[--MAIN HOME--] [--ALL HABYHINTS--] [--FACEBOOK PAGE--]

 WHAT IS THE DIFFERENCE BETWEEN ACCURACY AND PRECISION?

METEOROLOGIST JEFF HABY

Accuracy is defined as, "The ability of a measurement to match the actual value of the quantity being measured". If in reality it is 34.0 F outside and a temperature sensor reads 34.0 F, then than sensor is accurate.

Precision is defined as, "(1) The ability of a measurement to be consistently reproduced" and "(2) The number of significant digits to which a value has been reliably measured". If on several tests the temperature sensor matches the actual temperature while the actual temperature is held constant, then the temperature sensor is precise. By the second definition, the number 3.1415 is more precise than the number 3.14

An example of a sensor with BAD accuracy and BAD precision: Suppose a lab refrigerator holds a constant temperature of 38.0 F. A temperature sensor is tested 10 times in the refrigerator. The temperatures from the test yield the temperatures of: 39.4, 38.1, 39.3, 37.5, 38.3, 39.1, 37.1, 37.8, 38.8, 39.0. This distribution shows no tendency toward a particular value (lack of precision) and does not acceptably match the actual temperature (lack of accuracy).
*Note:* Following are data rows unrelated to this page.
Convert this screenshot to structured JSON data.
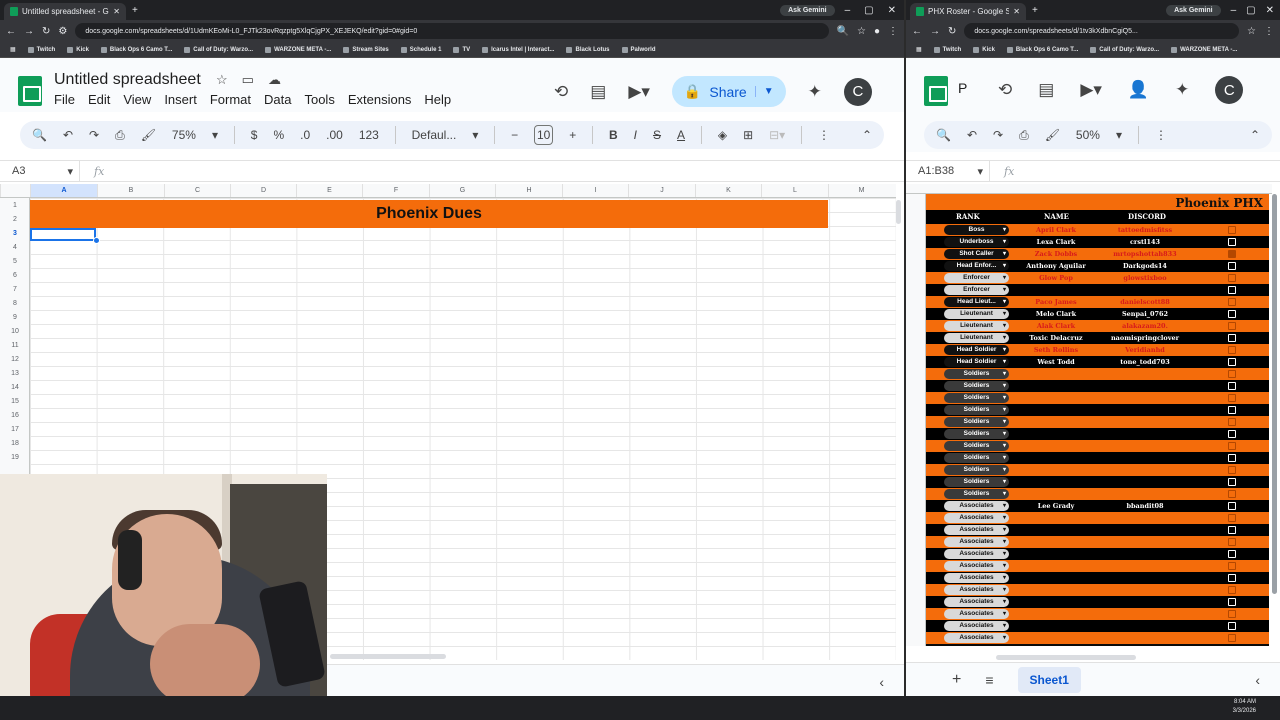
{
  "left": {
    "tab_title": "Untitled spreadsheet - Google",
    "ask_gemini": "Ask Gemini",
    "url": "docs.google.com/spreadsheets/d/1UdmKEoMi-L0_FJTk23ovRqzptg5XlqCjgPX_XEJEKQ/edit?gid=0#gid=0",
    "bookmarks": [
      "Twitch",
      "Kick",
      "Black Ops 6 Camo T...",
      "Call of Duty: Warzo...",
      "WARZONE META -...",
      "Stream Sites",
      "Schedule 1",
      "TV",
      "Icarus Intel | Interact...",
      "Black Lotus",
      "Palworld"
    ],
    "doc_title": "Untitled spreadsheet",
    "menus": [
      "File",
      "Edit",
      "View",
      "Insert",
      "Format",
      "Data",
      "Tools",
      "Extensions",
      "Help"
    ],
    "share_label": "Share",
    "avatar_letter": "C",
    "toolbar": {
      "zoom": "75%",
      "currency": "$",
      "percent": "%",
      "dec_less": ".0",
      "dec_more": ".00",
      "number_format": "123",
      "font": "Defaul...",
      "font_size": "10",
      "bold": "B",
      "italic": "I",
      "strike": "S",
      "text_color": "A"
    },
    "name_box": "A3",
    "fx": "fx",
    "columns": [
      "A",
      "B",
      "C",
      "D",
      "E",
      "F",
      "G",
      "H",
      "I",
      "J",
      "K",
      "L",
      "M"
    ],
    "rows": [
      "1",
      "2",
      "3",
      "4",
      "5",
      "6",
      "7",
      "8",
      "9",
      "10",
      "11",
      "12",
      "13",
      "14",
      "15",
      "16",
      "17",
      "18",
      "19"
    ],
    "banner": "Phoenix Dues"
  },
  "right": {
    "tab_title": "PHX Roster - Google Sheets",
    "ask_gemini": "Ask Gemini",
    "url": "docs.google.com/spreadsheets/d/1tv3kXdbnCgiQ5...",
    "bookmarks": [
      "Twitch",
      "Kick",
      "Black Ops 6 Camo T...",
      "Call of Duty: Warzo...",
      "WARZONE META -..."
    ],
    "title_initial": "P",
    "avatar_letter": "C",
    "zoom": "50%",
    "name_box": "A1:B38",
    "fx": "fx",
    "sheet_tab": "Sheet1",
    "roster": {
      "title": "Phoenix PHX",
      "headers": {
        "rank": "RANK",
        "name": "NAME",
        "discord": "DISCORD"
      },
      "rows": [
        {
          "rank": "Boss",
          "name": "April Clark",
          "discord": "tattoedmisfitss",
          "style": "orange",
          "checked": false
        },
        {
          "rank": "Underboss",
          "name": "Lexa Clark",
          "discord": "crstl143",
          "style": "black",
          "checked": false
        },
        {
          "rank": "Shot Caller",
          "name": "Zack Dobbs",
          "discord": "mrtopshottah833",
          "style": "orange",
          "checked": true
        },
        {
          "rank": "Head Enfor...",
          "name": "Anthony Aguilar",
          "discord": "Darkgods14",
          "style": "black",
          "checked": false
        },
        {
          "rank": "Enforcer",
          "name": "Glow Pop",
          "discord": "glowstixboo",
          "style": "orange",
          "checked": false
        },
        {
          "rank": "Enforcer",
          "name": "",
          "discord": "",
          "style": "black",
          "checked": false
        },
        {
          "rank": "Head Lieut...",
          "name": "Paco James",
          "discord": "danielscott88",
          "style": "orange",
          "checked": false
        },
        {
          "rank": "Lieutenant",
          "name": "Melo Clark",
          "discord": "Senpai_0762",
          "style": "black",
          "checked": false
        },
        {
          "rank": "Lieutenant",
          "name": "Alak Clark",
          "discord": "alakazam20.",
          "style": "orange",
          "checked": false
        },
        {
          "rank": "Lieutenant",
          "name": "Toxic Delacruz",
          "discord": "naomispringclover",
          "style": "black",
          "checked": false
        },
        {
          "rank": "Head Soldier",
          "name": "Seth Rollins",
          "discord": "Veridianhd",
          "style": "orange",
          "checked": false
        },
        {
          "rank": "Head Soldier",
          "name": "West Todd",
          "discord": "tone_todd703",
          "style": "black",
          "checked": false
        },
        {
          "rank": "Soldiers",
          "name": "",
          "discord": "",
          "style": "orange",
          "checked": false
        },
        {
          "rank": "Soldiers",
          "name": "",
          "discord": "",
          "style": "black",
          "checked": false
        },
        {
          "rank": "Soldiers",
          "name": "",
          "discord": "",
          "style": "orange",
          "checked": false
        },
        {
          "rank": "Soldiers",
          "name": "",
          "discord": "",
          "style": "black",
          "checked": false
        },
        {
          "rank": "Soldiers",
          "name": "",
          "discord": "",
          "style": "orange",
          "checked": false
        },
        {
          "rank": "Soldiers",
          "name": "",
          "discord": "",
          "style": "black",
          "checked": false
        },
        {
          "rank": "Soldiers",
          "name": "",
          "discord": "",
          "style": "orange",
          "checked": false
        },
        {
          "rank": "Soldiers",
          "name": "",
          "discord": "",
          "style": "black",
          "checked": false
        },
        {
          "rank": "Soldiers",
          "name": "",
          "discord": "",
          "style": "orange",
          "checked": false
        },
        {
          "rank": "Soldiers",
          "name": "",
          "discord": "",
          "style": "black",
          "checked": false
        },
        {
          "rank": "Soldiers",
          "name": "",
          "discord": "",
          "style": "orange",
          "checked": false
        },
        {
          "rank": "Associates",
          "name": "Lee Grady",
          "discord": "bbandit08",
          "style": "black",
          "checked": false
        },
        {
          "rank": "Associates",
          "name": "",
          "discord": "",
          "style": "orange",
          "checked": false
        },
        {
          "rank": "Associates",
          "name": "",
          "discord": "",
          "style": "black",
          "checked": false
        },
        {
          "rank": "Associates",
          "name": "",
          "discord": "",
          "style": "orange",
          "checked": false
        },
        {
          "rank": "Associates",
          "name": "",
          "discord": "",
          "style": "black",
          "checked": false
        },
        {
          "rank": "Associates",
          "name": "",
          "discord": "",
          "style": "orange",
          "checked": false
        },
        {
          "rank": "Associates",
          "name": "",
          "discord": "",
          "style": "black",
          "checked": false
        },
        {
          "rank": "Associates",
          "name": "",
          "discord": "",
          "style": "orange",
          "checked": false
        },
        {
          "rank": "Associates",
          "name": "",
          "discord": "",
          "style": "black",
          "checked": false
        },
        {
          "rank": "Associates",
          "name": "",
          "discord": "",
          "style": "orange",
          "checked": false
        },
        {
          "rank": "Associates",
          "name": "",
          "discord": "",
          "style": "black",
          "checked": false
        },
        {
          "rank": "Associates",
          "name": "",
          "discord": "",
          "style": "orange",
          "checked": false
        }
      ]
    }
  },
  "taskbar": {
    "time": "8:04 AM",
    "date": "3/3/2026"
  },
  "colors": {
    "orange": "#f46c0b",
    "share_bg": "#c2e7ff",
    "selection": "#1a73e8",
    "sheets_green": "#0f9d58"
  }
}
An example of a sensor with GOOD accuracy and BAD precision: Suppose a lab refrigerator holds a constant temperature of 38.0 F. A temperature sensor is tested 10 times in the refrigerator. The temperatures from the test yield the temperatures of: 37.8, 38.3, 38.1, 38.0, 37.6, 38.2, 38.0, 38.0, 37.4, 38.3. This distribution shows no impressive tendency toward a particular value (lack of precision) but each value does come close to the actual temperature (high accuracy).

An example of a sensor with BAD accuracy and GOOD precision: Suppose a lab refrigerator holds a constant temperature of 38.0 F. A temperature sensor is tested 10 times in the refrigerator. The temperatures from the test yield the temperatures of : 39.2, 39.3, 39.1, 39.0, 39.1, 39.3, 39.2, 39.1, 39.2, 39.2. This distribution does show a tendency toward a particular value (high precision) but every measurement is well off from the actual temperature (low accuracy).

An example of a sensor with GOOD accuracy and GOOD precision: Suppose a lab refrigerator holds a constant temperature of 38.0 F. A temperature sensor is tested 10 times in the refrigerator. The temperatures from the test yield the temperatures of: 38.0, 38.0, 37.8, 38.1, 38.0, 37.9, 38.0, 38.2, 38.0, 37.9. This distribution does show a tendency toward a particular value (high precision) and is very near the actual temperature each time (high accuracy).

The goal of any meteorological instrument is to have high accuracy (sensor matching reality as close as possible) and to also have a high precision (being able to consistently replicate results and to measure with as many significant digits as appropriately possible). Meteorological instruments, including radar, need to be calibrated in order that they sustain high accuracy and high precision.

The ultimate weather education website: http://www.theweatherprediction.com/